------ SUPPLIED DATA ------

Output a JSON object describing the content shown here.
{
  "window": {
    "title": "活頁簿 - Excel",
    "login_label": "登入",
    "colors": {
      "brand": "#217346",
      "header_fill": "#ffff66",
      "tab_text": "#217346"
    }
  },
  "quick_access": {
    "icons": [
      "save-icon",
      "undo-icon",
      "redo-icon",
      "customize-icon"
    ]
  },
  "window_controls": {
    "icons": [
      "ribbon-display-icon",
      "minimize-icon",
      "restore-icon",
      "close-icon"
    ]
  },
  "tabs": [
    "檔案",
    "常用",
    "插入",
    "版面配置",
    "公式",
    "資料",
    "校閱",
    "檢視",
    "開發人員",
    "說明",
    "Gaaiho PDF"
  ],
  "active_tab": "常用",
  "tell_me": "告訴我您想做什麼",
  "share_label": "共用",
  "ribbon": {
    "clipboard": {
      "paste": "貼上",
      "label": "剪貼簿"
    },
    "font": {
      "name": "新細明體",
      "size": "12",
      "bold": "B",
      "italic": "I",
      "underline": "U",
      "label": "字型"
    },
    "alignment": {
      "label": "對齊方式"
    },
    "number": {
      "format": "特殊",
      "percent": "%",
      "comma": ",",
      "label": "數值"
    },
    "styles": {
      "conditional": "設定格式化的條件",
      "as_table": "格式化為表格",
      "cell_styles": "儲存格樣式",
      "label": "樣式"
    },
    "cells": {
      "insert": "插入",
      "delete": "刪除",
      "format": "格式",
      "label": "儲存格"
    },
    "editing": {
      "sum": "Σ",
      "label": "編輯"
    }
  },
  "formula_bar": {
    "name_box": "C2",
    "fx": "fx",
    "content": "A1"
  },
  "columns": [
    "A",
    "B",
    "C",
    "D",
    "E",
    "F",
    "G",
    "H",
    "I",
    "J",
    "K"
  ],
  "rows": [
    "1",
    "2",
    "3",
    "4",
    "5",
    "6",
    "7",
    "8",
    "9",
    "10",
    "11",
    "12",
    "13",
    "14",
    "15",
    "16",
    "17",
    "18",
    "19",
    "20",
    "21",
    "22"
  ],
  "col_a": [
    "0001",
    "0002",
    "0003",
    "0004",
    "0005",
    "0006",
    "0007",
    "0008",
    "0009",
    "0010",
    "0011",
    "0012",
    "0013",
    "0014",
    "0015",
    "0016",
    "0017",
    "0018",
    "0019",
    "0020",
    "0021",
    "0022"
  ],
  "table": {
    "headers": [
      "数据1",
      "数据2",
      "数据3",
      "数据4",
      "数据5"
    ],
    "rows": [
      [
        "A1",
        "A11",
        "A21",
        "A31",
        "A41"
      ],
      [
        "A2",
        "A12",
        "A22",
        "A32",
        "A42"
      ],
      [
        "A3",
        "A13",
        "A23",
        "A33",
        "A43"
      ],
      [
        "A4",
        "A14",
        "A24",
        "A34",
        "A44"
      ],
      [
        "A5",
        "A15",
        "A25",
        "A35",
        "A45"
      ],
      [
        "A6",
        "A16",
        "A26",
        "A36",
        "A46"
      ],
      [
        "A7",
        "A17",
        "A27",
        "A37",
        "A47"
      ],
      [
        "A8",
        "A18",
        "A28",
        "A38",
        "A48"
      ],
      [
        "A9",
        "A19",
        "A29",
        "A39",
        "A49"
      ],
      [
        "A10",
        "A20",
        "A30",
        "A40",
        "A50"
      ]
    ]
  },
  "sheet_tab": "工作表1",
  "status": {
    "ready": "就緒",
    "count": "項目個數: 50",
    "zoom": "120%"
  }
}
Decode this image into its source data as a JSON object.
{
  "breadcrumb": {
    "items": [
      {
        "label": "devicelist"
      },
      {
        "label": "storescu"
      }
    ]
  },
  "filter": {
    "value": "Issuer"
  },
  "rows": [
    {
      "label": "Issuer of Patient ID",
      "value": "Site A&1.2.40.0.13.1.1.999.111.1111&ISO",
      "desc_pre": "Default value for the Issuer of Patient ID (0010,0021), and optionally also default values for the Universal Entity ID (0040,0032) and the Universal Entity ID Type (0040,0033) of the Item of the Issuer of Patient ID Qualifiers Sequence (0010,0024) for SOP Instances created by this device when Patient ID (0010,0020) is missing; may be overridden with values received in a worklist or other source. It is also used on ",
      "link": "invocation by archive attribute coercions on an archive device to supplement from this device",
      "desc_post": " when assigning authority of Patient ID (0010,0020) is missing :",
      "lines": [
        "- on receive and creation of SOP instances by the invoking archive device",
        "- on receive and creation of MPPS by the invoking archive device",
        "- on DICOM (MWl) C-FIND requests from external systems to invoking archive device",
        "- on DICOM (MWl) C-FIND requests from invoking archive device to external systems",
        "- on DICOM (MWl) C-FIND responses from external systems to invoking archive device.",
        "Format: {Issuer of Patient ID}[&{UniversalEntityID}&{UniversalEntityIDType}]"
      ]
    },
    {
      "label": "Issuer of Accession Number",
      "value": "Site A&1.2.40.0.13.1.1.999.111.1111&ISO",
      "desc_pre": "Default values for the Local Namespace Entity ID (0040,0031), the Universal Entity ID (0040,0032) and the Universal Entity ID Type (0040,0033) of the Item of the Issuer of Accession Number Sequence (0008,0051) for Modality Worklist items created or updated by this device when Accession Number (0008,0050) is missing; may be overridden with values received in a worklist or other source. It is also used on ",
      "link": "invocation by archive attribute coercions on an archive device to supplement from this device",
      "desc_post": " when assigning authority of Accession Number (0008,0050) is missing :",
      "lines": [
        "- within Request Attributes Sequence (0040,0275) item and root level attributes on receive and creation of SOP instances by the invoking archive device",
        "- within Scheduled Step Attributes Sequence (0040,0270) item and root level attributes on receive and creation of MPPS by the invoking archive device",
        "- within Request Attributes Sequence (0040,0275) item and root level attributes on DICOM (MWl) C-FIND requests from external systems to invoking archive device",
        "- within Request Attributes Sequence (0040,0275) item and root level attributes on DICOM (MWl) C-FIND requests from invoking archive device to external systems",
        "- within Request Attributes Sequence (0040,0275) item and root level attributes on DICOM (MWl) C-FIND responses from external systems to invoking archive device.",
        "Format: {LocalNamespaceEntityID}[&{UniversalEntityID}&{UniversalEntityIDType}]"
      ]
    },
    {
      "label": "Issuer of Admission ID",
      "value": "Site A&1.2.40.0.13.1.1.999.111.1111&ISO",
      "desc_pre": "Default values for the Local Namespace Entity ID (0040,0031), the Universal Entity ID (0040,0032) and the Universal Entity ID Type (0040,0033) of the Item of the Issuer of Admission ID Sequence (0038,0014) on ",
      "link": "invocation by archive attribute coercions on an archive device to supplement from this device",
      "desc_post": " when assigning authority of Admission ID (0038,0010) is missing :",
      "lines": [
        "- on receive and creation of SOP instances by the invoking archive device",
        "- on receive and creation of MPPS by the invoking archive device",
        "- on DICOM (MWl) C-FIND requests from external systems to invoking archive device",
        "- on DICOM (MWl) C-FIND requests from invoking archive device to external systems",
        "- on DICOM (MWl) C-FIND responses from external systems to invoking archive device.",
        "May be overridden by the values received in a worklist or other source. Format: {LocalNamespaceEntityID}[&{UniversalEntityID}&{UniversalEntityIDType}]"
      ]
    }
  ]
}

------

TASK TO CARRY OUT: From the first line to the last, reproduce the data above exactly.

EXPECTED ANSWER:
Output a JSON object describing the content shown here.
{
  "window": {
    "title": "活頁簿 - Excel",
    "login_label": "登入",
    "colors": {
      "brand": "#217346",
      "header_fill": "#ffff66",
      "tab_text": "#217346"
    }
  },
  "quick_access": {
    "icons": [
      "save-icon",
      "undo-icon",
      "redo-icon",
      "customize-icon"
    ]
  },
  "window_controls": {
    "icons": [
      "ribbon-display-icon",
      "minimize-icon",
      "restore-icon",
      "close-icon"
    ]
  },
  "tabs": [
    "檔案",
    "常用",
    "插入",
    "版面配置",
    "公式",
    "資料",
    "校閱",
    "檢視",
    "開發人員",
    "說明",
    "Gaaiho PDF"
  ],
  "active_tab": "常用",
  "tell_me": "告訴我您想做什麼",
  "share_label": "共用",
  "ribbon": {
    "clipboard": {
      "paste": "貼上",
      "label": "剪貼簿"
    },
    "font": {
      "name": "新細明體",
      "size": "12",
      "bold": "B",
      "italic": "I",
      "underline": "U",
      "label": "字型"
    },
    "alignment": {
      "label": "對齊方式"
    },
    "number": {
      "format": "特殊",
      "percent": "%",
      "comma": ",",
      "label": "數值"
    },
    "styles": {
      "conditional": "設定格式化的條件",
      "as_table": "格式化為表格",
      "cell_styles": "儲存格樣式",
      "label": "樣式"
    },
    "cells": {
      "insert": "插入",
      "delete": "刪除",
      "format": "格式",
      "label": "儲存格"
    },
    "editing": {
      "sum": "Σ",
      "label": "編輯"
    }
  },
  "formula_bar": {
    "name_box": "C2",
    "fx": "fx",
    "content": "A1"
  },
  "columns": [
    "A",
    "B",
    "C",
    "D",
    "E",
    "F",
    "G",
    "H",
    "I",
    "J",
    "K"
  ],
  "rows": [
    "1",
    "2",
    "3",
    "4",
    "5",
    "6",
    "7",
    "8",
    "9",
    "10",
    "11",
    "12",
    "13",
    "14",
    "15",
    "16",
    "17",
    "18",
    "19",
    "20",
    "21",
    "22"
  ],
  "col_a": [
    "0001",
    "0002",
    "0003",
    "0004",
    "0005",
    "0006",
    "0007",
    "0008",
    "0009",
    "0010",
    "0011",
    "0012",
    "0013",
    "0014",
    "0015",
    "0016",
    "0017",
    "0018",
    "0019",
    "0020",
    "0021",
    "0022"
  ],
  "table": {
    "headers": [
      "数据1",
      "数据2",
      "数据3",
      "数据4",
      "数据5"
    ],
    "rows": [
      [
        "A1",
        "A11",
        "A21",
        "A31",
        "A41"
      ],
      [
        "A2",
        "A12",
        "A22",
        "A32",
        "A42"
      ],
      [
        "A3",
        "A13",
        "A23",
        "A33",
        "A43"
      ],
      [
        "A4",
        "A14",
        "A24",
        "A34",
        "A44"
      ],
      [
        "A5",
        "A15",
        "A25",
        "A35",
        "A45"
      ],
      [
        "A6",
        "A16",
        "A26",
        "A36",
        "A46"
      ],
      [
        "A7",
        "A17",
        "A27",
        "A37",
        "A47"
      ],
      [
        "A8",
        "A18",
        "A28",
        "A38",
        "A48"
      ],
      [
        "A9",
        "A19",
        "A29",
        "A39",
        "A49"
      ],
      [
        "A10",
        "A20",
        "A30",
        "A40",
        "A50"
      ]
    ]
  },
  "sheet_tab": "工作表1",
  "status": {
    "ready": "就緒",
    "count": "項目個數: 50",
    "zoom": "120%"
  }
}
Decode this image into its source data as a JSON object.
{
  "breadcrumb": {
    "items": [
      {
        "label": "devicelist"
      },
      {
        "label": "storescu"
      }
    ]
  },
  "filter": {
    "value": "Issuer"
  },
  "rows": [
    {
      "label": "Issuer of Patient ID",
      "value": "Site A&1.2.40.0.13.1.1.999.111.1111&ISO",
      "desc_pre": "Default value for the Issuer of Patient ID (0010,0021), and optionally also default values for the Universal Entity ID (0040,0032) and the Universal Entity ID Type (0040,0033) of the Item of the Issuer of Patient ID Qualifiers Sequence (0010,0024) for SOP Instances created by this device when Patient ID (0010,0020) is missing; may be overridden with values received in a worklist or other source. It is also used on ",
      "link": "invocation by archive attribute coercions on an archive device to supplement from this device",
      "desc_post": " when assigning authority of Patient ID (0010,0020) is missing :",
      "lines": [
        "- on receive and creation of SOP instances by the invoking archive device",
        "- on receive and creation of MPPS by the invoking archive device",
        "- on DICOM (MWl) C-FIND requests from external systems to invoking archive device",
        "- on DICOM (MWl) C-FIND requests from invoking archive device to external systems",
        "- on DICOM (MWl) C-FIND responses from external systems to invoking archive device.",
        "Format: {Issuer of Patient ID}[&{UniversalEntityID}&{UniversalEntityIDType}]"
      ]
    },
    {
      "label": "Issuer of Accession Number",
      "value": "Site A&1.2.40.0.13.1.1.999.111.1111&ISO",
      "desc_pre": "Default values for the Local Namespace Entity ID (0040,0031), the Universal Entity ID (0040,0032) and the Universal Entity ID Type (0040,0033) of the Item of the Issuer of Accession Number Sequence (0008,0051) for Modality Worklist items created or updated by this device when Accession Number (0008,0050) is missing; may be overridden with values received in a worklist or other source. It is also used on ",
      "link": "invocation by archive attribute coercions on an archive device to supplement from this device",
      "desc_post": " when assigning authority of Accession Number (0008,0050) is missing :",
      "lines": [
        "- within Request Attributes Sequence (0040,0275) item and root level attributes on receive and creation of SOP instances by the invoking archive device",
        "- within Scheduled Step Attributes Sequence (0040,0270) item and root level attributes on receive and creation of MPPS by the invoking archive device",
        "- within Request Attributes Sequence (0040,0275) item and root level attributes on DICOM (MWl) C-FIND requests from external systems to invoking archive device",
        "- within Request Attributes Sequence (0040,0275) item and root level attributes on DICOM (MWl) C-FIND requests from invoking archive device to external systems",
        "- within Request Attributes Sequence (0040,0275) item and root level attributes on DICOM (MWl) C-FIND responses from external systems to invoking archive device.",
        "Format: {LocalNamespaceEntityID}[&{UniversalEntityID}&{UniversalEntityIDType}]"
      ]
    },
    {
      "label": "Issuer of Admission ID",
      "value": "Site A&1.2.40.0.13.1.1.999.111.1111&ISO",
      "desc_pre": "Default values for the Local Namespace Entity ID (0040,0031), the Universal Entity ID (0040,0032) and the Universal Entity ID Type (0040,0033) of the Item of the Issuer of Admission ID Sequence (0038,0014) on ",
      "link": "invocation by archive attribute coercions on an archive device to supplement from this device",
      "desc_post": " when assigning authority of Admission ID (0038,0010) is missing :",
      "lines": [
        "- on receive and creation of SOP instances by the invoking archive device",
        "- on receive and creation of MPPS by the invoking archive device",
        "- on DICOM (MWl) C-FIND requests from external systems to invoking archive device",
        "- on DICOM (MWl) C-FIND requests from invoking archive device to external systems",
        "- on DICOM (MWl) C-FIND responses from external systems to invoking archive device.",
        "May be overridden by the values received in a worklist or other source. Format: {LocalNamespaceEntityID}[&{UniversalEntityID}&{UniversalEntityIDType}]"
      ]
    }
  ]
}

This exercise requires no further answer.